Core C - Protein Expression and Purification Core The success of the entire Program of Projects hinges on the availability of large amounts of protein reagents as well as on the ability to rapidly clone, express and purify a very diverse set of mutant proteins. For example, hundreds of milligrams of core histones and histone chaperones will be required for the proposed research. Additionally, the Projects demand the flexibility to prepare smaller amounts of specific mutants and truncations of histones and chaperones. Specifically, these reagents will be required for the studies on histone acetylation patterns, histone chaperone interactions, nucleosome dynamics and regulation of higher order chromatin structures. Smaller quantities of highly pure histone chaperones, histone acetyl transferases, transcription factors and coactivators will also be needed. Rigorous quality control of the shared reagents will ensure maximum reproducibility for the research in the three Projects. The Protein Expression and Purification (PEP) Core is fully equipped for the high-throughput preparation of large amounts of proteins. The Director, Dr. Karolin Luger, and the Associate Director, Teri McLain, have many years of experience in the large-scale and small-scale purification of a large variety of proteins. The PEP CORE has the following specific aims:

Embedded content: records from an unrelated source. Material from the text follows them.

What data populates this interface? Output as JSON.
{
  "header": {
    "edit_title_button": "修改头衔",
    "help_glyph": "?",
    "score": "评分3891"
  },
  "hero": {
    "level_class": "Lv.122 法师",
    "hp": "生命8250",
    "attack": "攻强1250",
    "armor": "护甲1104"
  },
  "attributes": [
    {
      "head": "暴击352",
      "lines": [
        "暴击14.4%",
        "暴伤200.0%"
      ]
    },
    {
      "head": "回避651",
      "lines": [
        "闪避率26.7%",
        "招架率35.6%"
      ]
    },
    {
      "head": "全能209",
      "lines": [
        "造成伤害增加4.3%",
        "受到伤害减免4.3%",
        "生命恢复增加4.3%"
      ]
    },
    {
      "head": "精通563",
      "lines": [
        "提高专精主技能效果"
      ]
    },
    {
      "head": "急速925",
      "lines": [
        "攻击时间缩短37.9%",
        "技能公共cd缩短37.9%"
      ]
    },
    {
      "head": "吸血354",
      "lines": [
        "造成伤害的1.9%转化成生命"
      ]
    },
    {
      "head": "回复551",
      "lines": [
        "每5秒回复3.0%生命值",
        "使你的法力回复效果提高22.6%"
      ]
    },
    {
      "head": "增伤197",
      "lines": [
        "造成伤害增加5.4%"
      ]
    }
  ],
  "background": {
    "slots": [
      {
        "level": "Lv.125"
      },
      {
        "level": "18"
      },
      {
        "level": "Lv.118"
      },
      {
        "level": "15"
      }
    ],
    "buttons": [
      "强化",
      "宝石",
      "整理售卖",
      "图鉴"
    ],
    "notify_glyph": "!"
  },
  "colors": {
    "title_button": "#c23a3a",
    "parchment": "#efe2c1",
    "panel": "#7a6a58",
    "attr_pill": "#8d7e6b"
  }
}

Aim 1 : Express and purify histones from E. coli.
Aim 2 : Express and purify histone chaperones from E. coli and baculovims-infected Sf9 cells.
Aim 3 : express and purify histone acetyltransferases.
Aim 4 : Express and Purify Activators and Accessory Proteins.
Aim 5 : Extract and Purify Endogenous Proteins from Tissue and Cells.
Aim 6 : Maintain an Up-To-Date Inventory of All Protein Produced by the PEP CORE in the Chromatin Intranet Website.
|Groocock, Lynda M; Nie, Minghua; Prudden, John et al. (2014) RNF4 interacts with both SUMO and nucleosomes to promote the DNA damage response. EMBO Rep 15:601-8|
|Muthurajan, Uma M; Hepler, Maggie R D; Hieb, Aaron R et al. (2014) Automodification switches PARP-1 function from chromatin architectural protein to histone chaperone. Proc Natl Acad Sci U S A 111:12752-7|
|Chodaparambil, Jayanth V; Pate, Kira T; Hepler, Margretta R D et al. (2014) Molecular functions of the TLE tetramerization domain in Wnt target gene repression. EMBO J 33:719-31|
|Kalashnikova, Anna A; Porter-Goff, Mary E; Muthurajan, Uma M et al. (2013) The role of the nucleosome acidic patch in modulating higher order chromatin structure. J R Soc Interface 10:20121022|
|Sheinin, Maxim Y; Li, Ming; Soltani, Mohammad et al. (2013) Torque modulates nucleosome stability and facilitates H2A/H2B dimer loss. Nat Commun 4:2579|
|Rogge, Ryan A; Kalashnikova, Anna A; Muthurajan, Uma M et al. (2013) Assembly of nucleosomal arrays from recombinant core histones and nucleosome positioning DNA. J Vis Exp :|
|Hsieh, Fu-Kai; Kulaeva, Olga I; Patel, Smita S et al. (2013) Histone chaperone FACT action during transcription through chromatin by RNA polymerase II. Proc Natl Acad Sci U S A 110:7654-9|
|Kalashnikova, Anna A; Winkler, Duane D; McBryant, Steven J et al. (2013) Linker histone H1.0 interacts with an extensive network of proteins found in the nucleolus. Nucleic Acids Res 41:4026-35|
|D'Arcy, Sheena; Martin, Kyle W; Panchenko, Tanya et al. (2013) Chaperone Nap1 shields histone surfaces used in a nucleosome and can put H2A-H2B in an unconventional tetrameric form. Mol Cell 51:662-77|
|Elsasser, Simon J; D'Arcy, Sheena (2012) Towards a mechanism for histone chaperones. Biochim Biophys Acta 1819:211-21|
Showing the most recent 10 out of 17 publications